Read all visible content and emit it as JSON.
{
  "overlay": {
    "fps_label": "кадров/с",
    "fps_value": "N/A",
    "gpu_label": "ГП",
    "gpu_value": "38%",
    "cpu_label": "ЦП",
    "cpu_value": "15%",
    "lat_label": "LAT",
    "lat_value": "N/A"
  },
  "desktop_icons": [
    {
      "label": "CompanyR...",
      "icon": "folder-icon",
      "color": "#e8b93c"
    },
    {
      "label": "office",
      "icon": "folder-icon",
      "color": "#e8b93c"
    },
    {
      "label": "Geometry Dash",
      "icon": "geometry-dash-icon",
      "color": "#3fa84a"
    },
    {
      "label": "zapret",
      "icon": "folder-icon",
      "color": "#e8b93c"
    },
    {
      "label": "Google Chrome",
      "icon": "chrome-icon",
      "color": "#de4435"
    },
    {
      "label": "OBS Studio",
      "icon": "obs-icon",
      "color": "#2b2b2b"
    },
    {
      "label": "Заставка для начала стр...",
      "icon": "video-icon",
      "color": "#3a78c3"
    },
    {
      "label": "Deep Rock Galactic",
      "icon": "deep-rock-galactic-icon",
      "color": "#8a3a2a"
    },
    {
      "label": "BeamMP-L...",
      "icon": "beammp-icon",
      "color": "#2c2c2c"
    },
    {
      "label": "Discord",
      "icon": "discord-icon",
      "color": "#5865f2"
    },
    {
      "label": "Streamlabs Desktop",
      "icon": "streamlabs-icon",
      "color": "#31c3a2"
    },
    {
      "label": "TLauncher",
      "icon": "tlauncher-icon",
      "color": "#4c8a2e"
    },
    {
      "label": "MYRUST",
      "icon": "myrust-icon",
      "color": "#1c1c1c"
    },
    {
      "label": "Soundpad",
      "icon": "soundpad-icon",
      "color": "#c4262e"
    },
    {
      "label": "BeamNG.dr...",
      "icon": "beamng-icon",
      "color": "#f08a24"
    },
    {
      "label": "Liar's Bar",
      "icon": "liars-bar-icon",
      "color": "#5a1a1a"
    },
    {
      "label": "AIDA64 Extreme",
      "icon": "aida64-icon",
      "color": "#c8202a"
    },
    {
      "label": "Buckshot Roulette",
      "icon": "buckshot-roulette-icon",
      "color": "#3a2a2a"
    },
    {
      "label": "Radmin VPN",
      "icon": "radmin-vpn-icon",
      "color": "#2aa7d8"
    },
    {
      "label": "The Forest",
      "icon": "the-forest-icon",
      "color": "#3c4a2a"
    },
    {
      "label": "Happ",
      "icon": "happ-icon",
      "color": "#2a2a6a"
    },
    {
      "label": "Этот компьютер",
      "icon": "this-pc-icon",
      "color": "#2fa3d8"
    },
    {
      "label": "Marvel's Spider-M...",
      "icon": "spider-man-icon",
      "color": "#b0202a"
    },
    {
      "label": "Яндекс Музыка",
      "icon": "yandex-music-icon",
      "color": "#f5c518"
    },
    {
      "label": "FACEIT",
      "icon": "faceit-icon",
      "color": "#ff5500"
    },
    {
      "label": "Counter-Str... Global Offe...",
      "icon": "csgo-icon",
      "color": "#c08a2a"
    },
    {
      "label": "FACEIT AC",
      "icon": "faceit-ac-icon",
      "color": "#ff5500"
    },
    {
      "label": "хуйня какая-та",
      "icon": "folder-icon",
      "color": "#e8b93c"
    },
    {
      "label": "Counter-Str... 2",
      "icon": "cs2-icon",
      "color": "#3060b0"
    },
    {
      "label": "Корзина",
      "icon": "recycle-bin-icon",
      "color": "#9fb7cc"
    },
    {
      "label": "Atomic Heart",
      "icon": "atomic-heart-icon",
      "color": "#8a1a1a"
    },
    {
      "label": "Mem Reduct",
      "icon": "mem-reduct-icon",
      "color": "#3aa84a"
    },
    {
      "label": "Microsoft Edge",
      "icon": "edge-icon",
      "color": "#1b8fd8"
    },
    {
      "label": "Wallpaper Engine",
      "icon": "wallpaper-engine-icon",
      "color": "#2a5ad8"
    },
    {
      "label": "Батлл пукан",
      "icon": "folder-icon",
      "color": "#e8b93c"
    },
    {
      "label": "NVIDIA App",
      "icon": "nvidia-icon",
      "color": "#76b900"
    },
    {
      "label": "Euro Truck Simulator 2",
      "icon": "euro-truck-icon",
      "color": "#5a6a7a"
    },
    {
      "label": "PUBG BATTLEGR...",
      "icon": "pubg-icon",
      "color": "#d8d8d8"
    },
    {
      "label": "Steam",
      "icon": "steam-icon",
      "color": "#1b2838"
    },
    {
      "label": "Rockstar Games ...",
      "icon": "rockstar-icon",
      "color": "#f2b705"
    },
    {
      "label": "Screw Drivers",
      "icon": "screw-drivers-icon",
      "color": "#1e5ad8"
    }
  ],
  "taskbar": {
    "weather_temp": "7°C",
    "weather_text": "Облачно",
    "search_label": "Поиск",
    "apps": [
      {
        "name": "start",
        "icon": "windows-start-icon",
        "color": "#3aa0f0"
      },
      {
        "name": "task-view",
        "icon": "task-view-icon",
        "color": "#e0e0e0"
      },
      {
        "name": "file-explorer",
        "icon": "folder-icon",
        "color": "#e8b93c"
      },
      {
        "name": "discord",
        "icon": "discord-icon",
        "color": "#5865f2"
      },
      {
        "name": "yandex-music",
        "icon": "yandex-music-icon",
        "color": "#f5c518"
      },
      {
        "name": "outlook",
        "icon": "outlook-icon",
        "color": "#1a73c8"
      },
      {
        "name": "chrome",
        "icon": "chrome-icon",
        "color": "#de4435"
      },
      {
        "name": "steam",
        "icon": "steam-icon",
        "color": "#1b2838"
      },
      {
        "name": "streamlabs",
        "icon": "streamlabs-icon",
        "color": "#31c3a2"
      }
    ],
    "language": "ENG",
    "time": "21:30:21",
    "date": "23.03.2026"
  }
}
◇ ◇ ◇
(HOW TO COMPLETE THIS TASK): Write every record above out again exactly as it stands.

(RESULT):
Read all visible content and emit it as JSON.
{
  "overlay": {
    "fps_label": "кадров/с",
    "fps_value": "N/A",
    "gpu_label": "ГП",
    "gpu_value": "38%",
    "cpu_label": "ЦП",
    "cpu_value": "15%",
    "lat_label": "LAT",
    "lat_value": "N/A"
  },
  "desktop_icons": [
    {
      "label": "CompanyR...",
      "icon": "folder-icon",
      "color": "#e8b93c"
    },
    {
      "label": "office",
      "icon": "folder-icon",
      "color": "#e8b93c"
    },
    {
      "label": "Geometry Dash",
      "icon": "geometry-dash-icon",
      "color": "#3fa84a"
    },
    {
      "label": "zapret",
      "icon": "folder-icon",
      "color": "#e8b93c"
    },
    {
      "label": "Google Chrome",
      "icon": "chrome-icon",
      "color": "#de4435"
    },
    {
      "label": "OBS Studio",
      "icon": "obs-icon",
      "color": "#2b2b2b"
    },
    {
      "label": "Заставка для начала стр...",
      "icon": "video-icon",
      "color": "#3a78c3"
    },
    {
      "label": "Deep Rock Galactic",
      "icon": "deep-rock-galactic-icon",
      "color": "#8a3a2a"
    },
    {
      "label": "BeamMP-L...",
      "icon": "beammp-icon",
      "color": "#2c2c2c"
    },
    {
      "label": "Discord",
      "icon": "discord-icon",
      "color": "#5865f2"
    },
    {
      "label": "Streamlabs Desktop",
      "icon": "streamlabs-icon",
      "color": "#31c3a2"
    },
    {
      "label": "TLauncher",
      "icon": "tlauncher-icon",
      "color": "#4c8a2e"
    },
    {
      "label": "MYRUST",
      "icon": "myrust-icon",
      "color": "#1c1c1c"
    },
    {
      "label": "Soundpad",
      "icon": "soundpad-icon",
      "color": "#c4262e"
    },
    {
      "label": "BeamNG.dr...",
      "icon": "beamng-icon",
      "color": "#f08a24"
    },
    {
      "label": "Liar's Bar",
      "icon": "liars-bar-icon",
      "color": "#5a1a1a"
    },
    {
      "label": "AIDA64 Extreme",
      "icon": "aida64-icon",
      "color": "#c8202a"
    },
    {
      "label": "Buckshot Roulette",
      "icon": "buckshot-roulette-icon",
      "color": "#3a2a2a"
    },
    {
      "label": "Radmin VPN",
      "icon": "radmin-vpn-icon",
      "color": "#2aa7d8"
    },
    {
      "label": "The Forest",
      "icon": "the-forest-icon",
      "color": "#3c4a2a"
    },
    {
      "label": "Happ",
      "icon": "happ-icon",
      "color": "#2a2a6a"
    },
    {
      "label": "Этот компьютер",
      "icon": "this-pc-icon",
      "color": "#2fa3d8"
    },
    {
      "label": "Marvel's Spider-M...",
      "icon": "spider-man-icon",
      "color": "#b0202a"
    },
    {
      "label": "Яндекс Музыка",
      "icon": "yandex-music-icon",
      "color": "#f5c518"
    },
    {
      "label": "FACEIT",
      "icon": "faceit-icon",
      "color": "#ff5500"
    },
    {
      "label": "Counter-Str... Global Offe...",
      "icon": "csgo-icon",
      "color": "#c08a2a"
    },
    {
      "label": "FACEIT AC",
      "icon": "faceit-ac-icon",
      "color": "#ff5500"
    },
    {
      "label": "хуйня какая-та",
      "icon": "folder-icon",
      "color": "#e8b93c"
    },
    {
      "label": "Counter-Str... 2",
      "icon": "cs2-icon",
      "color": "#3060b0"
    },
    {
      "label": "Корзина",
      "icon": "recycle-bin-icon",
      "color": "#9fb7cc"
    },
    {
      "label": "Atomic Heart",
      "icon": "atomic-heart-icon",
      "color": "#8a1a1a"
    },
    {
      "label": "Mem Reduct",
      "icon": "mem-reduct-icon",
      "color": "#3aa84a"
    },
    {
      "label": "Microsoft Edge",
      "icon": "edge-icon",
      "color": "#1b8fd8"
    },
    {
      "label": "Wallpaper Engine",
      "icon": "wallpaper-engine-icon",
      "color": "#2a5ad8"
    },
    {
      "label": "Батлл пукан",
      "icon": "folder-icon",
      "color": "#e8b93c"
    },
    {
      "label": "NVIDIA App",
      "icon": "nvidia-icon",
      "color": "#76b900"
    },
    {
      "label": "Euro Truck Simulator 2",
      "icon": "euro-truck-icon",
      "color": "#5a6a7a"
    },
    {
      "label": "PUBG BATTLEGR...",
      "icon": "pubg-icon",
      "color": "#d8d8d8"
    },
    {
      "label": "Steam",
      "icon": "steam-icon",
      "color": "#1b2838"
    },
    {
      "label": "Rockstar Games ...",
      "icon": "rockstar-icon",
      "color": "#f2b705"
    },
    {
      "label": "Screw Drivers",
      "icon": "screw-drivers-icon",
      "color": "#1e5ad8"
    }
  ],
  "taskbar": {
    "weather_temp": "7°C",
    "weather_text": "Облачно",
    "search_label": "Поиск",
    "apps": [
      {
        "name": "start",
        "icon": "windows-start-icon",
        "color": "#3aa0f0"
      },
      {
        "name": "task-view",
        "icon": "task-view-icon",
        "color": "#e0e0e0"
      },
      {
        "name": "file-explorer",
        "icon": "folder-icon",
        "color": "#e8b93c"
      },
      {
        "name": "discord",
        "icon": "discord-icon",
        "color": "#5865f2"
      },
      {
        "name": "yandex-music",
        "icon": "yandex-music-icon",
        "color": "#f5c518"
      },
      {
        "name": "outlook",
        "icon": "outlook-icon",
        "color": "#1a73c8"
      },
      {
        "name": "chrome",
        "icon": "chrome-icon",
        "color": "#de4435"
      },
      {
        "name": "steam",
        "icon": "steam-icon",
        "color": "#1b2838"
      },
      {
        "name": "streamlabs",
        "icon": "streamlabs-icon",
        "color": "#31c3a2"
      }
    ],
    "language": "ENG",
    "time": "21:30:21",
    "date": "23.03.2026"
  }
}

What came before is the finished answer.